He stopped and turned.
Lady Rosaline Shelton stood before him, tears shimmering in her fretful eyes. “Are you…? Are you going to leave me here with them?”
Such a sad state of affairs. In this moment, as with so many others, he hated himself. With a sigh, he said, “You have my word as a gentleman, no harm will come to you.”
“But they’ve kidnapped me, sir!” Her lower lip quivered, threatening a waterfall of tears within moments. In the background Miss Shelton tensed but kept her seat. Lady Rosaline moved closer to him and reached out, taking one of his hands in both of hers. “Please, sir. You cannot leave me like this.”
“Alas, I can’t take you with me, either.

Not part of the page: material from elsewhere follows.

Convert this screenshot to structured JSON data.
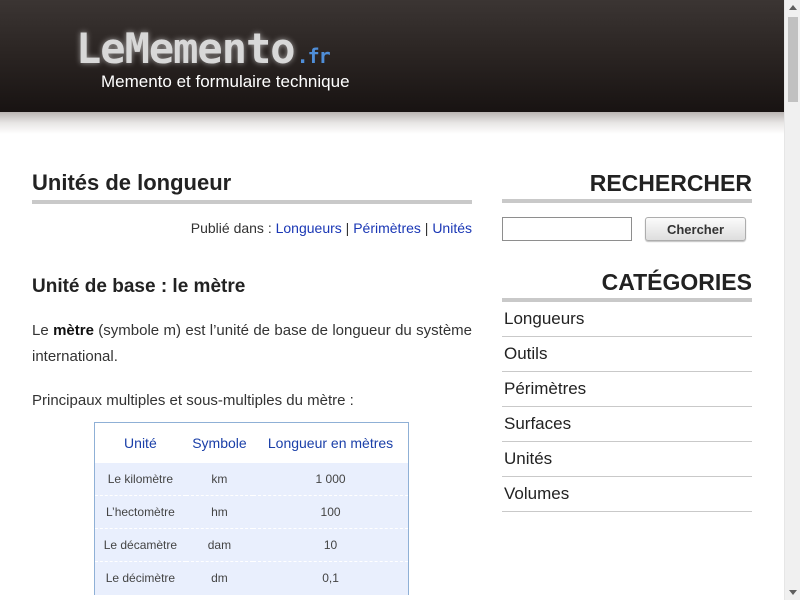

I could not do such a thing to your reputation, my lady.” Not to mention he couldn’t put her in such danger.
“But…will you return?”
He glanced out the door at the pink and orange streaks in the sky. During daylight. That was a possibility. But certainly not now. Roman nodded. “I will return.”
“Every day?” Lady Rosaline squeezed his hand expectantly. “You must join me for tea.”
Teatime would be acceptable. He shouldn’t be a danger to anyone at that hour. Again, he nodded. “As long as you should like.”
With that, she released his hands. He backed up a few paces. As he turned to go through the door, Miss Shelton’s panicked gaze caught him and held. Roman shook it off and kept going. He’d be damned if he denied Miss Shelton’s aunt such a simple request.
After releasing his mount, he climbed into the saddle and continued down the road. He gave a cursory pat over his chest. The small, glass bottle remained in his pocket, intact and unscathed. That helped him to breathe again, at least for a moment.
But then the image of a pixie in pink glaring haughtily up at him assaulted his thoughts. Roman couldn’t let this Miss Shelton take over his mind. He had far more important matters demanding his focus.
One thing he had promised himself when he sold his commission was that he would somehow discover a life with no complications. No disorder.
Miss Shelton was nothing but disorder.